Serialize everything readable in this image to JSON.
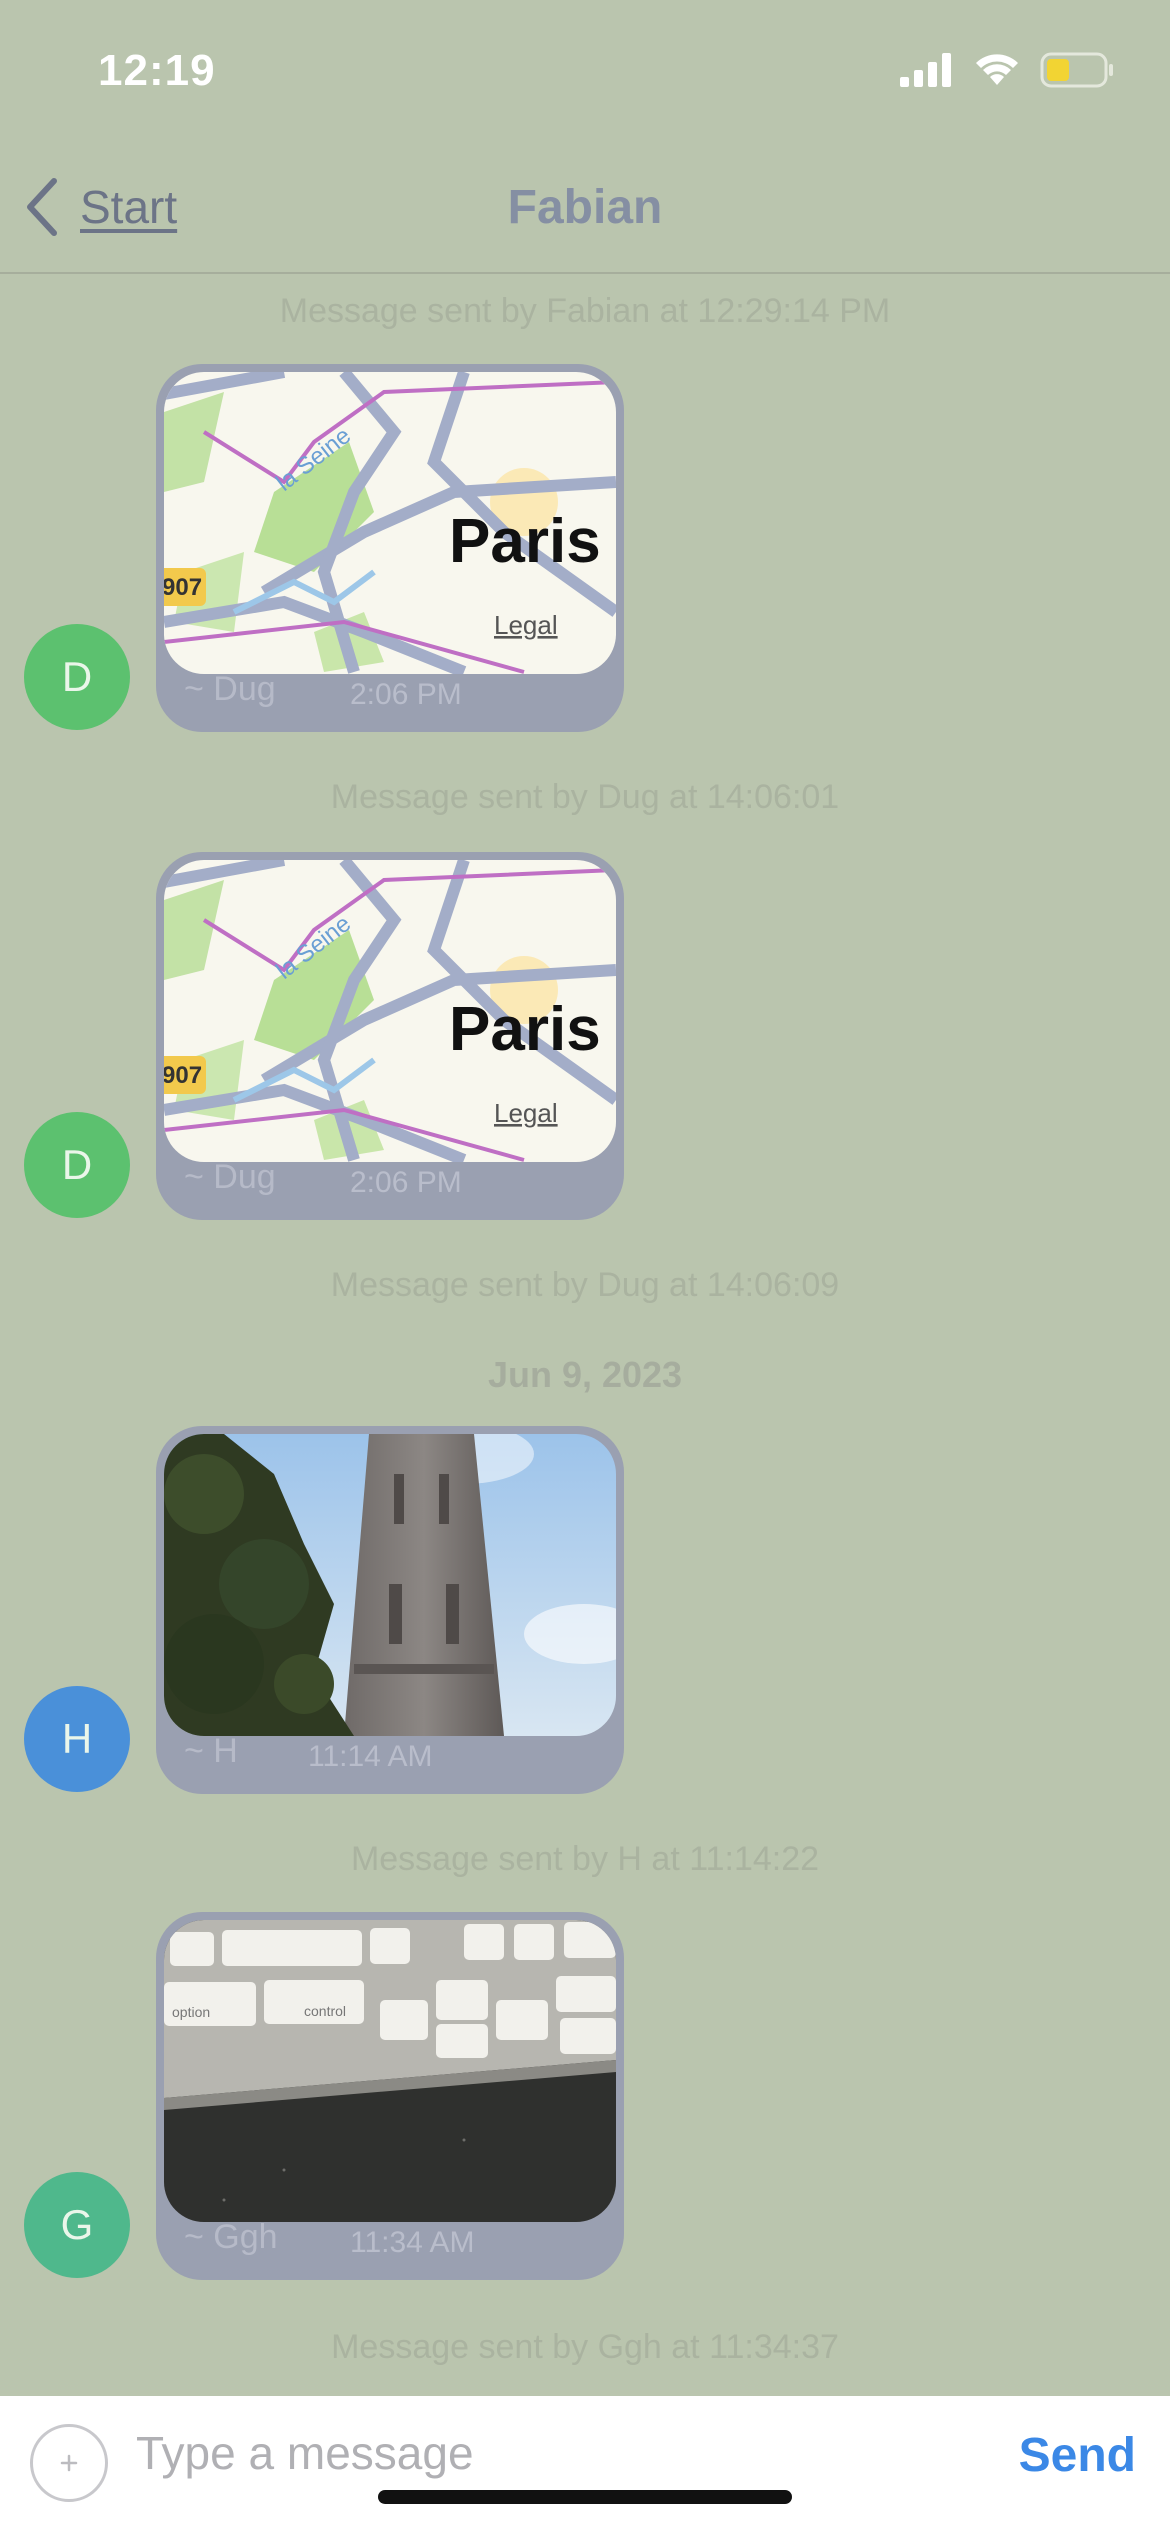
{
  "status_bar": {
    "time": "12:19"
  },
  "nav": {
    "back_label": "Start",
    "title": "Fabian"
  },
  "feed": {
    "system_messages": [
      "Message sent by Fabian at 12:29:14 PM",
      "Message sent by Dug at 14:06:01",
      "Message sent by Dug at 14:06:09",
      "Message sent by H at 11:14:22",
      "Message sent by Ggh at 11:34:37"
    ],
    "date_separator": "Jun 9, 2023",
    "messages": [
      {
        "avatar_initial": "D",
        "avatar_color": "#5cc16f",
        "sender": "~ Dug",
        "time": "2:06 PM",
        "media": "map",
        "map_city": "Paris",
        "map_river": "la Seine",
        "map_legal": "Legal",
        "map_route": "907"
      },
      {
        "avatar_initial": "D",
        "avatar_color": "#5cc16f",
        "sender": "~ Dug",
        "time": "2:06 PM",
        "media": "map",
        "map_city": "Paris",
        "map_river": "la Seine",
        "map_legal": "Legal",
        "map_route": "907"
      },
      {
        "avatar_initial": "H",
        "avatar_color": "#4a90d9",
        "sender": "~ H",
        "time": "11:14 AM",
        "media": "photo-tower"
      },
      {
        "avatar_initial": "G",
        "avatar_color": "#4fb88c",
        "sender": "~ Ggh",
        "time": "11:34 AM",
        "media": "photo-keyboard",
        "key_labels": [
          "option",
          "control"
        ]
      }
    ]
  },
  "composer": {
    "placeholder": "Type a message",
    "send_label": "Send",
    "attach_icon": "plus-icon"
  }
}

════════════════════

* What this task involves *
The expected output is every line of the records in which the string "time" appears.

* Reply to the exercise *
    "time": "12:19"
        "time": "2:06 PM",
        "time": "2:06 PM",
        "time": "11:14 AM",
        "time": "11:34 AM",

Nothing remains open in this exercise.